TASK PROMPT »
Whatever appears in the records, retype it exactly, except for the pictures.

(STORED DATA begins)

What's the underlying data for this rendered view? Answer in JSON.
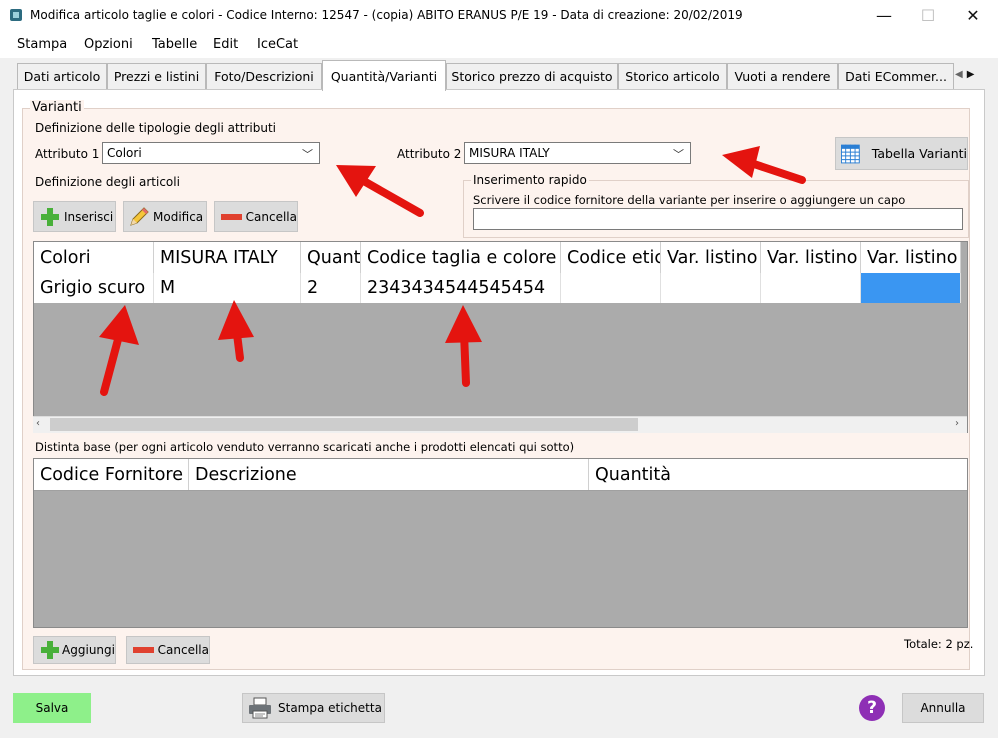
{
  "window": {
    "title": "Modifica articolo taglie e colori - Codice Interno: 12547 - (copia) ABITO ERANUS  P/E 19 - Data di creazione: 20/02/2019",
    "minimize": "—",
    "maximize": "☐",
    "close": "✕"
  },
  "menu": [
    "Stampa",
    "Opzioni",
    "Tabelle",
    "Edit",
    "IceCat"
  ],
  "tabs": [
    "Dati articolo",
    "Prezzi e listini",
    "Foto/Descrizioni",
    "Quantità/Varianti",
    "Storico prezzo di acquisto",
    "Storico articolo",
    "Vuoti a rendere",
    "Dati  ECommer..."
  ],
  "active_tab": "Quantità/Varianti",
  "varianti": {
    "group_title": "Varianti",
    "def_tipologie": "Definizione delle tipologie degli attributi",
    "attr1_label": "Attributo 1",
    "attr1_value": "Colori",
    "attr2_label": "Attributo 2",
    "attr2_value": "MISURA ITALY",
    "tabella_varianti": "Tabella Varianti",
    "def_articoli": "Definizione degli articoli",
    "inserisci": "Inserisci",
    "modifica": "Modifica",
    "cancella": "Cancella",
    "quick_title": "Inserimento rapido",
    "quick_hint": "Scrivere il codice fornitore della variante per inserire o aggiungere un capo",
    "quick_value": ""
  },
  "variants_table": {
    "columns": [
      "Colori",
      "MISURA ITALY",
      "Quant",
      "Codice taglia e colore f",
      "Codice etic",
      "Var. listino",
      "Var. listino",
      "Var. listino"
    ],
    "rows": [
      [
        "Grigio scuro",
        "M",
        "2",
        "2343434544545454",
        "",
        "",
        "",
        ""
      ]
    ]
  },
  "distinta": {
    "label": "Distinta base (per ogni articolo venduto verranno scaricati anche i prodotti elencati qui sotto)",
    "columns": [
      "Codice Fornitore",
      "Descrizione",
      "Quantità"
    ],
    "aggiungi": "Aggiungi",
    "cancella": "Cancella",
    "totale": "Totale: 2 pz."
  },
  "footer": {
    "salva": "Salva",
    "stampa_etichetta": "Stampa etichetta",
    "help": "?",
    "annulla": "Annulla"
  },
  "colors": {
    "salva_bg": "#8ef08a",
    "selection": "#3a96f2",
    "arrow": "#e4140f",
    "group_bg": "#fdf3ee"
  }
}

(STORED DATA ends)

TASK RESULT »
What's the underlying data for this rendered view? Answer in JSON.
{
  "window": {
    "title": "Modifica articolo taglie e colori - Codice Interno: 12547 - (copia) ABITO ERANUS  P/E 19 - Data di creazione: 20/02/2019",
    "minimize": "—",
    "maximize": "☐",
    "close": "✕"
  },
  "menu": [
    "Stampa",
    "Opzioni",
    "Tabelle",
    "Edit",
    "IceCat"
  ],
  "tabs": [
    "Dati articolo",
    "Prezzi e listini",
    "Foto/Descrizioni",
    "Quantità/Varianti",
    "Storico prezzo di acquisto",
    "Storico articolo",
    "Vuoti a rendere",
    "Dati  ECommer..."
  ],
  "active_tab": "Quantità/Varianti",
  "varianti": {
    "group_title": "Varianti",
    "def_tipologie": "Definizione delle tipologie degli attributi",
    "attr1_label": "Attributo 1",
    "attr1_value": "Colori",
    "attr2_label": "Attributo 2",
    "attr2_value": "MISURA ITALY",
    "tabella_varianti": "Tabella Varianti",
    "def_articoli": "Definizione degli articoli",
    "inserisci": "Inserisci",
    "modifica": "Modifica",
    "cancella": "Cancella",
    "quick_title": "Inserimento rapido",
    "quick_hint": "Scrivere il codice fornitore della variante per inserire o aggiungere un capo",
    "quick_value": ""
  },
  "variants_table": {
    "columns": [
      "Colori",
      "MISURA ITALY",
      "Quant",
      "Codice taglia e colore f",
      "Codice etic",
      "Var. listino",
      "Var. listino",
      "Var. listino"
    ],
    "rows": [
      [
        "Grigio scuro",
        "M",
        "2",
        "2343434544545454",
        "",
        "",
        "",
        ""
      ]
    ]
  },
  "distinta": {
    "label": "Distinta base (per ogni articolo venduto verranno scaricati anche i prodotti elencati qui sotto)",
    "columns": [
      "Codice Fornitore",
      "Descrizione",
      "Quantità"
    ],
    "aggiungi": "Aggiungi",
    "cancella": "Cancella",
    "totale": "Totale: 2 pz."
  },
  "footer": {
    "salva": "Salva",
    "stampa_etichetta": "Stampa etichetta",
    "help": "?",
    "annulla": "Annulla"
  },
  "colors": {
    "salva_bg": "#8ef08a",
    "selection": "#3a96f2",
    "arrow": "#e4140f",
    "group_bg": "#fdf3ee"
  }
}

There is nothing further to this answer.